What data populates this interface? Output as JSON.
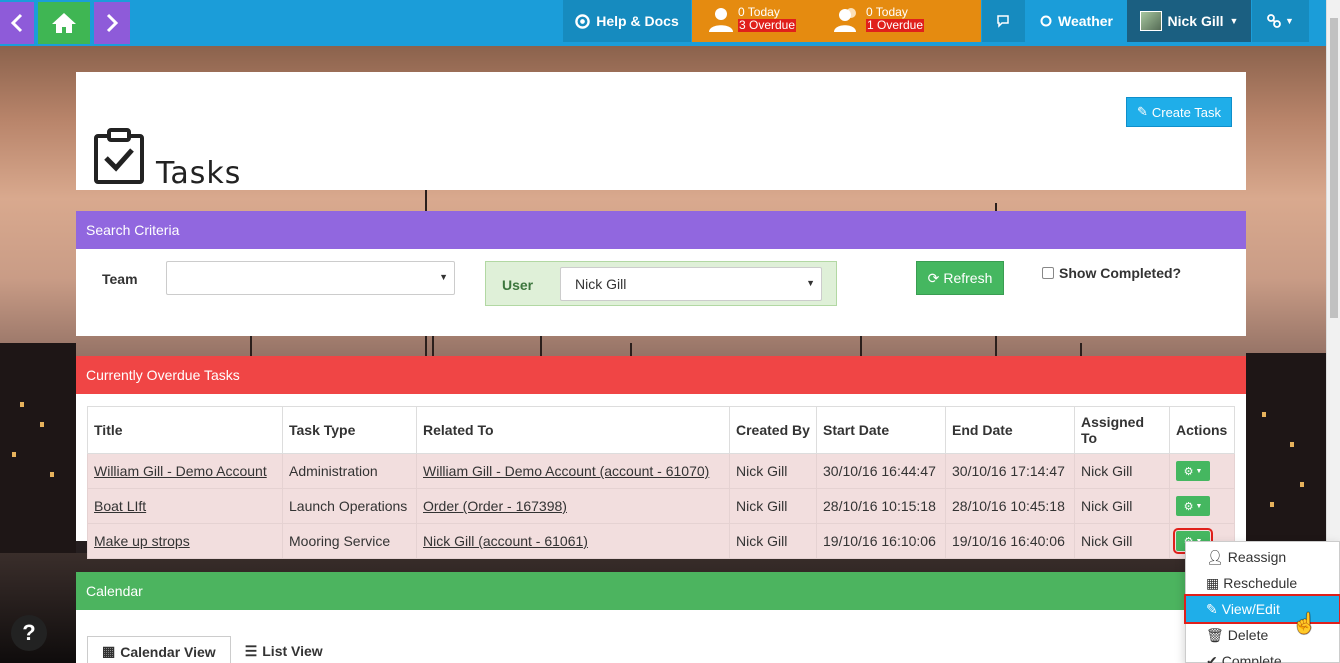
{
  "nav": {
    "help_label": "Help & Docs",
    "my_tasks": {
      "today": "0 Today",
      "overdue": "3 Overdue"
    },
    "team_tasks": {
      "today": "0 Today",
      "overdue": "1 Overdue"
    },
    "weather_label": "Weather",
    "user_name": "Nick Gill",
    "icons": {
      "back": "chevron-left-icon",
      "home": "home-icon",
      "forward": "chevron-right-icon",
      "help": "lifebuoy-icon",
      "chat": "chat-icon",
      "weather": "sun-icon",
      "links": "link-icon"
    }
  },
  "page": {
    "title": "Tasks",
    "create_label": "Create Task"
  },
  "search": {
    "heading": "Search Criteria",
    "team_label": "Team",
    "team_value": "",
    "user_label": "User",
    "user_value": "Nick Gill",
    "refresh_label": "Refresh",
    "show_completed_label": "Show Completed?"
  },
  "overdue": {
    "heading": "Currently Overdue Tasks",
    "columns": [
      "Title",
      "Task Type",
      "Related To",
      "Created By",
      "Start Date",
      "End Date",
      "Assigned To",
      "Actions"
    ],
    "rows": [
      {
        "title": "William Gill - Demo Account",
        "type": "Administration",
        "related": "William Gill - Demo Account (account - 61070)",
        "created_by": "Nick Gill",
        "start": "30/10/16 16:44:47",
        "end": "30/10/16 17:14:47",
        "assigned": "Nick Gill"
      },
      {
        "title": "Boat LIft",
        "type": "Launch Operations",
        "related": "Order (Order - 167398)",
        "created_by": "Nick Gill",
        "start": "28/10/16 10:15:18",
        "end": "28/10/16 10:45:18",
        "assigned": "Nick Gill"
      },
      {
        "title": "Make up strops",
        "type": "Mooring Service",
        "related": "Nick Gill (account - 61061)",
        "created_by": "Nick Gill",
        "start": "19/10/16 16:10:06",
        "end": "19/10/16 16:40:06",
        "assigned": "Nick Gill"
      }
    ]
  },
  "calendar": {
    "heading": "Calendar",
    "tab_calendar": "Calendar View",
    "tab_list": "List View"
  },
  "actions_menu": {
    "items": [
      "Reassign",
      "Reschedule",
      "View/Edit",
      "Delete",
      "Complete"
    ],
    "selected": "View/Edit"
  },
  "colors": {
    "topbar": "#1b9dd9",
    "purple": "#9167df",
    "red": "#f04545",
    "green": "#4cb45f",
    "orange": "#e58b10"
  }
}
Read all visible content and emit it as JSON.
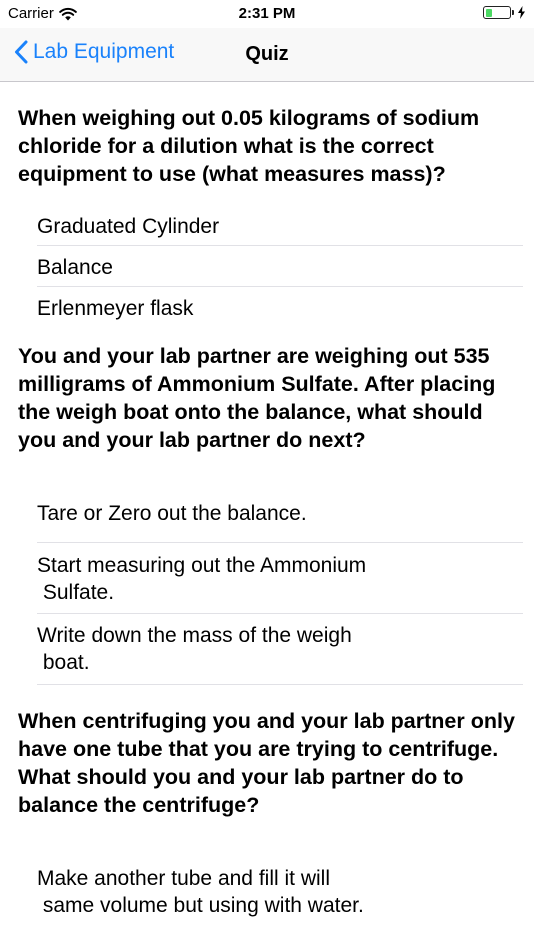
{
  "status_bar": {
    "carrier": "Carrier",
    "time": "2:31 PM",
    "battery_level": 0.3,
    "battery_color": "#4cd964"
  },
  "nav": {
    "back_label": "Lab Equipment",
    "title": "Quiz",
    "accent_color": "#1a82fb"
  },
  "questions": [
    {
      "text": "When weighing out 0.05 kilograms of sodium chloride for a dilution what is the correct equipment to use (what measures mass)?",
      "answers": [
        "Graduated Cylinder",
        "Balance",
        "Erlenmeyer flask"
      ]
    },
    {
      "text": "You and your lab partner are weighing out 535 milligrams of Ammonium Sulfate. After placing the weigh boat onto the balance, what should you and your lab partner do next?",
      "answers": [
        "Tare or Zero out the balance.",
        "Start measuring out the Ammonium\n Sulfate.",
        "Write down the mass of the weigh\n boat."
      ]
    },
    {
      "text": "When centrifuging you and your lab partner only have one tube that you are trying to centrifuge. What should you and your lab partner do to balance the centrifuge?",
      "answers": [
        "Make another tube and fill it will\n same volume but using with water."
      ]
    }
  ]
}
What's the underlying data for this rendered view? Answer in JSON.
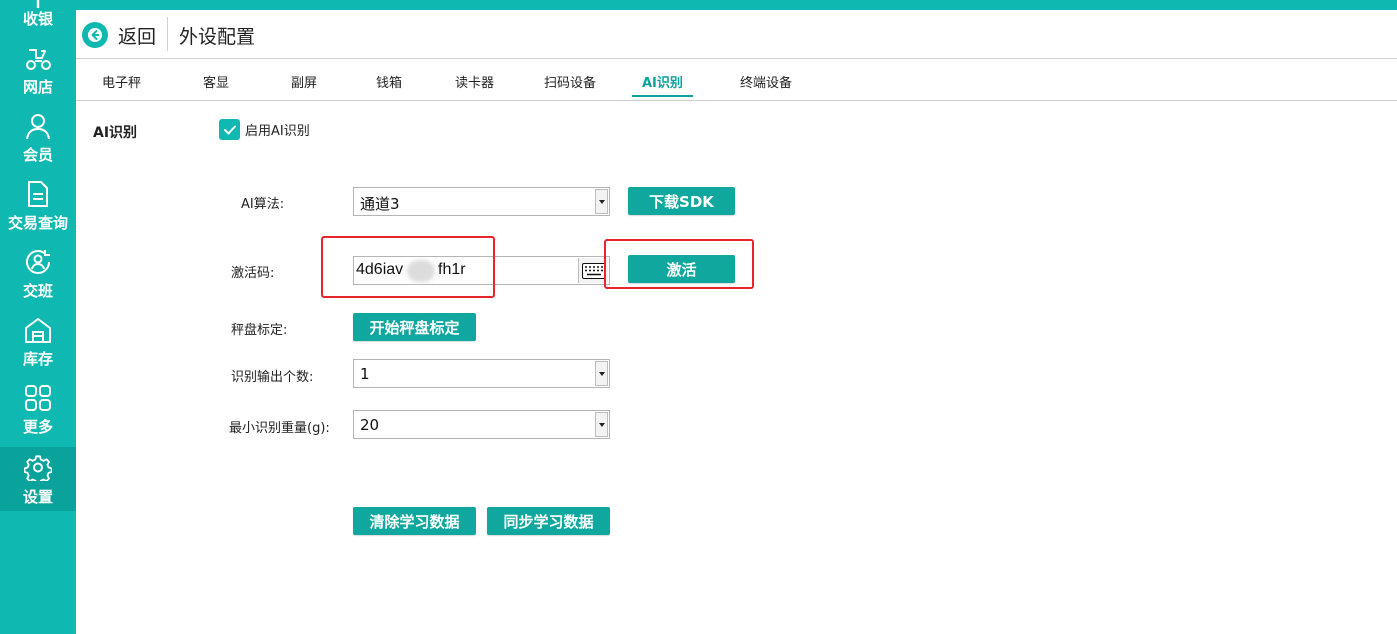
{
  "sidebar": {
    "items": [
      {
        "label": "收银",
        "icon": "cashier-icon"
      },
      {
        "label": "网店",
        "icon": "scooter-icon"
      },
      {
        "label": "会员",
        "icon": "user-icon"
      },
      {
        "label": "交易查询",
        "icon": "document-icon"
      },
      {
        "label": "交班",
        "icon": "shift-icon"
      },
      {
        "label": "库存",
        "icon": "warehouse-icon"
      },
      {
        "label": "更多",
        "icon": "grid-icon"
      },
      {
        "label": "设置",
        "icon": "gear-icon"
      }
    ],
    "active": "设置"
  },
  "header": {
    "back_label": "返回",
    "title": "外设配置"
  },
  "tabs": [
    {
      "label": "电子秤"
    },
    {
      "label": "客显"
    },
    {
      "label": "副屏"
    },
    {
      "label": "钱箱"
    },
    {
      "label": "读卡器"
    },
    {
      "label": "扫码设备"
    },
    {
      "label": "AI识别"
    },
    {
      "label": "终端设备"
    }
  ],
  "active_tab": "AI识别",
  "main": {
    "section_label": "AI识别",
    "enable_checkbox": {
      "label": "启用AI识别",
      "checked": true
    },
    "algorithm": {
      "label": "AI算法:",
      "value": "通道3"
    },
    "download_sdk_label": "下载SDK",
    "activation_code": {
      "label": "激活码:",
      "value_start": "4d6iav",
      "value_end": "fh1r"
    },
    "activate_label": "激活",
    "calibration": {
      "label": "秤盘标定:",
      "button_label": "开始秤盘标定"
    },
    "output_count": {
      "label": "识别输出个数:",
      "value": "1"
    },
    "min_weight": {
      "label": "最小识别重量(g):",
      "value": "20"
    },
    "clear_label": "清除学习数据",
    "sync_label": "同步学习数据"
  },
  "colors": {
    "brand": "#0fb9b1",
    "button": "#0fa79e",
    "active_tab": "#0aa39c",
    "highlight_box": "#e8262a"
  }
}
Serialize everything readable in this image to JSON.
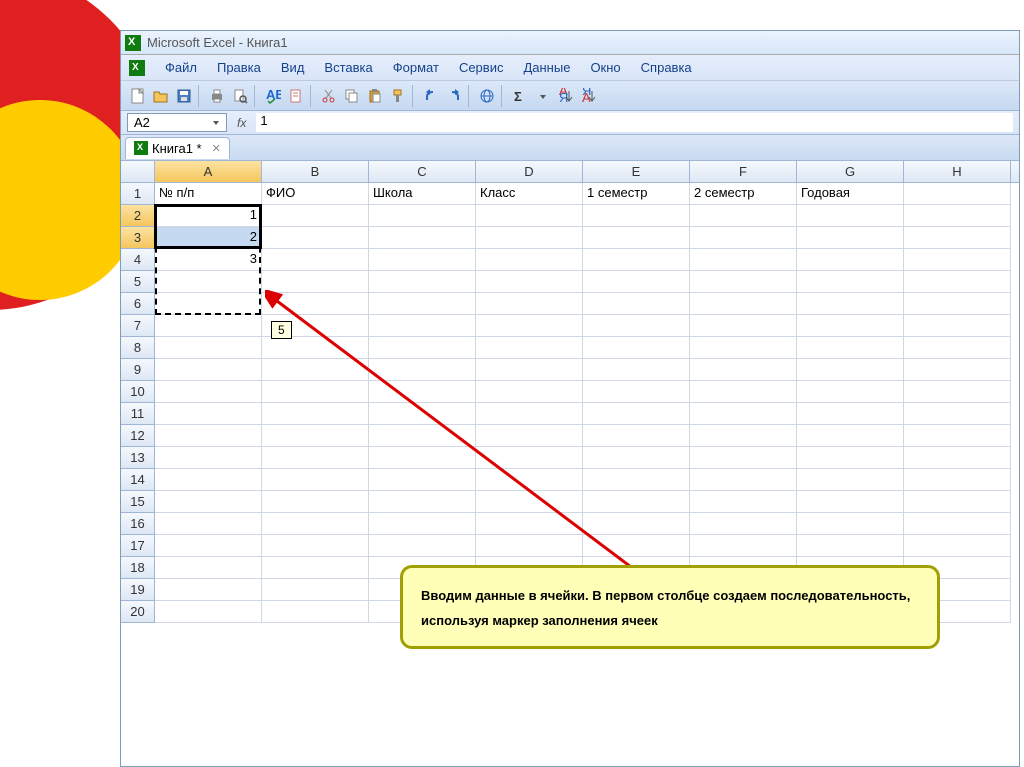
{
  "title": "Microsoft Excel - Книга1",
  "menu": [
    "Файл",
    "Правка",
    "Вид",
    "Вставка",
    "Формат",
    "Сервис",
    "Данные",
    "Окно",
    "Справка"
  ],
  "name_box": "A2",
  "fx": "fx",
  "formula_value": "1",
  "workbook_tab": "Книга1 *",
  "columns": [
    "A",
    "B",
    "C",
    "D",
    "E",
    "F",
    "G",
    "H"
  ],
  "rows": [
    "1",
    "2",
    "3",
    "4",
    "5",
    "6",
    "7",
    "8",
    "9",
    "10",
    "11",
    "12",
    "13",
    "14",
    "15",
    "16",
    "17",
    "18",
    "19",
    "20"
  ],
  "headers": [
    "№ п/п",
    "ФИО",
    "Школа",
    "Класс",
    "1 семестр",
    "2 семестр",
    "Годовая",
    ""
  ],
  "colA": [
    "1",
    "2",
    "3"
  ],
  "drag_tooltip": "5",
  "callout": "Вводим данные в ячейки. В первом столбце создаем последовательность, используя маркер заполнения ячеек",
  "icons": {
    "new": "#f8f8f8",
    "open": "#f4c55b",
    "save": "#4a7fc4",
    "print": "#888",
    "preview": "#ddd",
    "spell": "#1e66d0",
    "cut": "#c33",
    "copy": "#d89e3e",
    "paste": "#d89e3e",
    "fmt": "#f4c55b",
    "undo": "#2967c0",
    "redo": "#2967c0",
    "link": "#2967c0",
    "sum": "#333",
    "sortA": "#333",
    "sortD": "#333"
  }
}
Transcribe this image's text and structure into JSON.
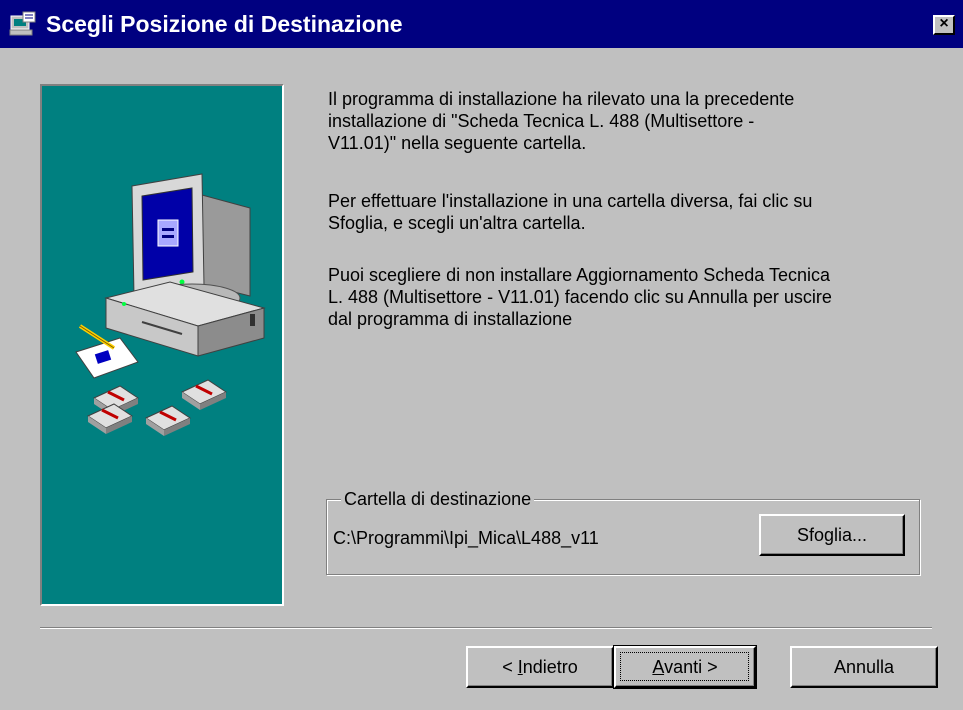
{
  "window": {
    "title": "Scegli Posizione di Destinazione",
    "close_symbol": "×",
    "title_icon": "setup-icon",
    "colors": {
      "titlebar": "#000080",
      "face": "#c0c0c0",
      "panel": "#008080"
    }
  },
  "side_panel": {
    "illustration": "computer-with-floppy-disks-illustration"
  },
  "content": {
    "paragraph1": "Il programma di installazione ha rilevato una la precedente\ninstallazione di  \"Scheda Tecnica L. 488 (Multisettore -\nV11.01)\" nella seguente cartella.",
    "paragraph2": "Per effettuare l'installazione in una cartella diversa, fai clic su\nSfoglia, e scegli un'altra cartella.",
    "paragraph3": "Puoi scegliere di non installare Aggiornamento Scheda Tecnica\nL. 488 (Multisettore - V11.01) facendo clic su Annulla per uscire\ndal programma di installazione"
  },
  "destination": {
    "group_label": "Cartella di destinazione",
    "path": "C:\\Programmi\\Ipi_Mica\\L488_v11",
    "browse_label": "Sfoglia..."
  },
  "buttons": {
    "back_prefix": "< ",
    "back_mnemonic": "I",
    "back_rest": "ndietro",
    "next_mnemonic": "A",
    "next_rest": "vanti >",
    "cancel_label": "Annulla"
  }
}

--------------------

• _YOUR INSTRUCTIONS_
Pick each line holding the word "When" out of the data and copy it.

• _FINISHED TASK_
      "text": "When weighing out 0.05 kilograms of sodium chloride for a dilution what is the correct equipment to use (what measures mass)?",
      "text": "When centrifuging you and your lab partner only have one tube that you are trying to centrifuge. What should you and your lab partner do to balance the centrifuge?",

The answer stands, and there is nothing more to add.